> [THE DATA]:
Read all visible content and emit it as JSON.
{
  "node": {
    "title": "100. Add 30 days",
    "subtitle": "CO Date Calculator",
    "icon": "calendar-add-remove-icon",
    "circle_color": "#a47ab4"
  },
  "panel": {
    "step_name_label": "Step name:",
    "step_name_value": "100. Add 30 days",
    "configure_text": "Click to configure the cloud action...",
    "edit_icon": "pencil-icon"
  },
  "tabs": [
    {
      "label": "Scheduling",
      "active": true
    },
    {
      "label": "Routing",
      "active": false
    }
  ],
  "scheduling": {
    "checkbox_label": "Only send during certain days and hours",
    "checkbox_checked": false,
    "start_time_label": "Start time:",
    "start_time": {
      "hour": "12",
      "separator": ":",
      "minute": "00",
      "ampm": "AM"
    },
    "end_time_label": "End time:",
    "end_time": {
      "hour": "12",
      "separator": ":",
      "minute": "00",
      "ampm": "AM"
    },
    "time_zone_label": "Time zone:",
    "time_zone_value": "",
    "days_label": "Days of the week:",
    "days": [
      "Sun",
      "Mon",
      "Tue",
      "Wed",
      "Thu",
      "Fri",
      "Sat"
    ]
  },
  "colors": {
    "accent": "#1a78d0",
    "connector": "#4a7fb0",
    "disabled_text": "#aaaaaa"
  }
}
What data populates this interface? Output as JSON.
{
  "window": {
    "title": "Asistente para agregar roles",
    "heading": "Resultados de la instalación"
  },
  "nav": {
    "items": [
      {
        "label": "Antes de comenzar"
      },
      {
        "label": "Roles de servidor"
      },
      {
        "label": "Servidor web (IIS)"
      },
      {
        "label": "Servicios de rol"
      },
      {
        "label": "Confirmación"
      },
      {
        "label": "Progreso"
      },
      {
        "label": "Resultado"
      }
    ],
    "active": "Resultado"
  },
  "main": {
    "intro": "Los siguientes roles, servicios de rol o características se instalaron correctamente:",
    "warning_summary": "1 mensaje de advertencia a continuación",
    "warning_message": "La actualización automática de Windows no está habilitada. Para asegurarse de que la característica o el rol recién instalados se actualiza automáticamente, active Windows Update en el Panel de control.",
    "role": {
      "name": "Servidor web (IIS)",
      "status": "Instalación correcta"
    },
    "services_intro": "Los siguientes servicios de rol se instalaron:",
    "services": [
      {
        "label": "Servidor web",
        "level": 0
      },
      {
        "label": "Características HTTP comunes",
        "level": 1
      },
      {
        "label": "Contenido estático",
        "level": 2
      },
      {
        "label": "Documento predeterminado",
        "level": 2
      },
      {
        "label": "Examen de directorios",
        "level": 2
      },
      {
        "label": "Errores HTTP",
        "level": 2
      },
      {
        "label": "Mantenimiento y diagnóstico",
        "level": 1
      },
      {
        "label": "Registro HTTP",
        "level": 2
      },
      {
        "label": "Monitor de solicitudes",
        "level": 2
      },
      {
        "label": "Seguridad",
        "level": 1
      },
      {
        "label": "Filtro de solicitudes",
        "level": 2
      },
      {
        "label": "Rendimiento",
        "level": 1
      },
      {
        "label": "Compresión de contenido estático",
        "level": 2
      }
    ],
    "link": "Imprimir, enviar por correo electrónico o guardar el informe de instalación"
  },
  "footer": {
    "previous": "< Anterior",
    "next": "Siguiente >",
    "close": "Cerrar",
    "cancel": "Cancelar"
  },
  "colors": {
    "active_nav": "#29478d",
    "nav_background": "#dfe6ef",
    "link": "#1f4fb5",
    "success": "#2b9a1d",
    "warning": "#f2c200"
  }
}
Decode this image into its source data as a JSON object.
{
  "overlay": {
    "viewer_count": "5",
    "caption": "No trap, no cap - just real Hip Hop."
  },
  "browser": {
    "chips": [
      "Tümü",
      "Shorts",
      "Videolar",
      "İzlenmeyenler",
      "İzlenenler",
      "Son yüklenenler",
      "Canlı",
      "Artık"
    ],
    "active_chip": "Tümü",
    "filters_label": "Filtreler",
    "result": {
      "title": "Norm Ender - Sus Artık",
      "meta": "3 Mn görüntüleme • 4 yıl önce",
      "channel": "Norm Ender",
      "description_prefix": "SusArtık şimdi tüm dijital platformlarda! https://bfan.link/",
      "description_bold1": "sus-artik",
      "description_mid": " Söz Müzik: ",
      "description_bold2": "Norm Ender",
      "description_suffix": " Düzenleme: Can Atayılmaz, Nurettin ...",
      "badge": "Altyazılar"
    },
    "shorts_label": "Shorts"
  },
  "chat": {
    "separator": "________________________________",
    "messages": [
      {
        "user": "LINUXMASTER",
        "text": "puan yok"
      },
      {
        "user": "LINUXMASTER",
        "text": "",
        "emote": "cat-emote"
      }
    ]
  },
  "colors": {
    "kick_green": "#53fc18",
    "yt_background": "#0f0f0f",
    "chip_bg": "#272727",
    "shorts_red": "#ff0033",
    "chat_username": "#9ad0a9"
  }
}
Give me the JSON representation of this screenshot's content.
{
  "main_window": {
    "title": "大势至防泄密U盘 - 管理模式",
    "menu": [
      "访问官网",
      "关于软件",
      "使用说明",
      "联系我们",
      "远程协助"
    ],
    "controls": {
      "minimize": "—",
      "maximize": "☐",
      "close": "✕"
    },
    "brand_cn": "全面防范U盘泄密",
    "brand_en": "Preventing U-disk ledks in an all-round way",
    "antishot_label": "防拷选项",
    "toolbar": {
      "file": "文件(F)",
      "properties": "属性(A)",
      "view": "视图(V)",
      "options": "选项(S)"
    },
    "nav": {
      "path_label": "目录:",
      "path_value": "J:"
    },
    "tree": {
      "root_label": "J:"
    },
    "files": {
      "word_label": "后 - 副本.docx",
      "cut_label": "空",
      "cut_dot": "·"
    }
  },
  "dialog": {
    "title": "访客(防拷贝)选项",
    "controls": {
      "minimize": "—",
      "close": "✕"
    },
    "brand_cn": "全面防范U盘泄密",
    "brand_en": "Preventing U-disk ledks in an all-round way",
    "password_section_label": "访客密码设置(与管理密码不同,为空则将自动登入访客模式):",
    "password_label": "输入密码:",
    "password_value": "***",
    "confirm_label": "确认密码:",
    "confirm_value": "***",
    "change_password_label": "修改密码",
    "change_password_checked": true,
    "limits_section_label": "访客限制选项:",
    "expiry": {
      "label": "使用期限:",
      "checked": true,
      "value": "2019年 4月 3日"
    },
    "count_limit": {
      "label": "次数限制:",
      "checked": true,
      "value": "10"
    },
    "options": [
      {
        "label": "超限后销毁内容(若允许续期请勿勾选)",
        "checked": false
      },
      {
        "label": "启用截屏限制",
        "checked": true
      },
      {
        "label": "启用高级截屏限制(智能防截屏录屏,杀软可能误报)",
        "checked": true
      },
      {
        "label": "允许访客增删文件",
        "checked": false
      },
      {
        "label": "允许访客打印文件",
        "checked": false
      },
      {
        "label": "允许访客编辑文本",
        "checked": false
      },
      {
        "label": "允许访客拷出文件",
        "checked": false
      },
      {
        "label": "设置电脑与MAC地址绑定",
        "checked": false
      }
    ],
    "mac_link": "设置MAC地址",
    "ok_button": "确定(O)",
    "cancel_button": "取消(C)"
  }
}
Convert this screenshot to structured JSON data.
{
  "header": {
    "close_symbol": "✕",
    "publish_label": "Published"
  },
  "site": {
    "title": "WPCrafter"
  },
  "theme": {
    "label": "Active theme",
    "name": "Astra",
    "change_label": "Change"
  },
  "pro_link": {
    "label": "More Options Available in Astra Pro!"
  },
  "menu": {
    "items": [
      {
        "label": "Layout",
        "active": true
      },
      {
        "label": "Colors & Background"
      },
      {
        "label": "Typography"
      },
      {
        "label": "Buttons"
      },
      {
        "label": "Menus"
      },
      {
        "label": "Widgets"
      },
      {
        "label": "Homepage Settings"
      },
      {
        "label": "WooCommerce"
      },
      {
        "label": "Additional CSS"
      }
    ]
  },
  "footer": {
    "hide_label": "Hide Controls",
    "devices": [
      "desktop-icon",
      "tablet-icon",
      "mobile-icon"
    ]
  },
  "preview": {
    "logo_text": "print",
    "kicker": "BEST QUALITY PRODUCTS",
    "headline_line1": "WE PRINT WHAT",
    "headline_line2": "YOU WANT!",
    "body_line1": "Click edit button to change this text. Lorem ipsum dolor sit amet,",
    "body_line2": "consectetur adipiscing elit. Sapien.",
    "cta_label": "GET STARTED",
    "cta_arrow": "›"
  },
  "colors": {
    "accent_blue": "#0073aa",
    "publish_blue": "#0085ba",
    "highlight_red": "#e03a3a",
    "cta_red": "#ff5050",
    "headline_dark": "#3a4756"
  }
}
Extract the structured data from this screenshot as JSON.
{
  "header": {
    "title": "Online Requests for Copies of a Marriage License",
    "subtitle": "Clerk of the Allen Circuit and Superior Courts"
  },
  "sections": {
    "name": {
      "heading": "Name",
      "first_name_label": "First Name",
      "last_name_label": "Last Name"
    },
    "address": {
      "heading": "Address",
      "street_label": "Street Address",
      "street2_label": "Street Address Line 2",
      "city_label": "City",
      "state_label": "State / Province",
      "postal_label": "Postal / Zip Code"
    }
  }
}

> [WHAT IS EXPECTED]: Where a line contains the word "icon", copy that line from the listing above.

> [COMPLETED TASK]:
    "icon": "calendar-add-remove-icon",
    "edit_icon": "pencil-icon"
      "desktop-icon",
      "tablet-icon",
      "mobile-icon"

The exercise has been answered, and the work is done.